* [EXERCISE DETAILS]
The string "basso" may appear in lines of the entries below. Report how many lines hold it, with only the number.

+++ RECORDS PROVIDED

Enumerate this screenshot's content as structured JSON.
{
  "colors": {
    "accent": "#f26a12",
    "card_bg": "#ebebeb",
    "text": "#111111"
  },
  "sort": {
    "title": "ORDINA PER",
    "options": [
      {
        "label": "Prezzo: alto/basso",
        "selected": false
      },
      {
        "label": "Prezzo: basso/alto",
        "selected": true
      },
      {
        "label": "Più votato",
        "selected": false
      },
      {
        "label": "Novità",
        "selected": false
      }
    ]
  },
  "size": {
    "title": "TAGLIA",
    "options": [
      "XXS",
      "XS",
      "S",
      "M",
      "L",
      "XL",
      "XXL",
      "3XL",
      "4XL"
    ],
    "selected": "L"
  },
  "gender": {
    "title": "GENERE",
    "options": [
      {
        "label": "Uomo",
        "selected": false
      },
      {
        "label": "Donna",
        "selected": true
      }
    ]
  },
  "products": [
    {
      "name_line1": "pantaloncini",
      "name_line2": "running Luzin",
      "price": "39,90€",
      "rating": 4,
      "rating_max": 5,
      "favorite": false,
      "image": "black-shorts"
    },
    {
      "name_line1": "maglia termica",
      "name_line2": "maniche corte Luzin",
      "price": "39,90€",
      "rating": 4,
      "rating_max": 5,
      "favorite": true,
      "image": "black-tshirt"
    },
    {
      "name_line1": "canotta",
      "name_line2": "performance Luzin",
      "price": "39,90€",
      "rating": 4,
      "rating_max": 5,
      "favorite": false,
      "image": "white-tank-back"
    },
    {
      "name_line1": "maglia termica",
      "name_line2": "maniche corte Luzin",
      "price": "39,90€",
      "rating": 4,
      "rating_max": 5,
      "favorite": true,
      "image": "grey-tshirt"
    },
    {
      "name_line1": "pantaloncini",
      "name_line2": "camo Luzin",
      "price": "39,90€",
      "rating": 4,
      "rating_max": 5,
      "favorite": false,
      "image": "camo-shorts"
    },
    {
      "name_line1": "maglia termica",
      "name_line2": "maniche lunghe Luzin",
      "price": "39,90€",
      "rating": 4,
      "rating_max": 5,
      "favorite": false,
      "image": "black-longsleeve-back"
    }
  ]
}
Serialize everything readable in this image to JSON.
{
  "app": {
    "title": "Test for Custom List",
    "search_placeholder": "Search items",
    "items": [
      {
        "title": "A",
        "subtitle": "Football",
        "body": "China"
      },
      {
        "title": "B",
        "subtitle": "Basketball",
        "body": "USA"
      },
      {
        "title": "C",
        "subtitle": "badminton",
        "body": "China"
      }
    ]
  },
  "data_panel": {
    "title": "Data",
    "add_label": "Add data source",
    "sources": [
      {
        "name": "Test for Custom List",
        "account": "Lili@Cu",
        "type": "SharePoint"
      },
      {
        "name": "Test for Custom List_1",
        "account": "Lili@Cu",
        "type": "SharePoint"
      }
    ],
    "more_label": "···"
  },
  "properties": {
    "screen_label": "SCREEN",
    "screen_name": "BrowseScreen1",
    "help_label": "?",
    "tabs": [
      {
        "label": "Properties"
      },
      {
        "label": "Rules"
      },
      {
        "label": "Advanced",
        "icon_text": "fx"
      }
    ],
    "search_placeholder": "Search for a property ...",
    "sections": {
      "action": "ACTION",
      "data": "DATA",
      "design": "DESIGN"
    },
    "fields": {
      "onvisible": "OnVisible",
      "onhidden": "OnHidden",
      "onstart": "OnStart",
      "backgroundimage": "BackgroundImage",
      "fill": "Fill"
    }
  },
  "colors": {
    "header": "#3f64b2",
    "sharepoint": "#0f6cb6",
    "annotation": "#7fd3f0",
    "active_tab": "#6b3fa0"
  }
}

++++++

* [RESPONSE]
2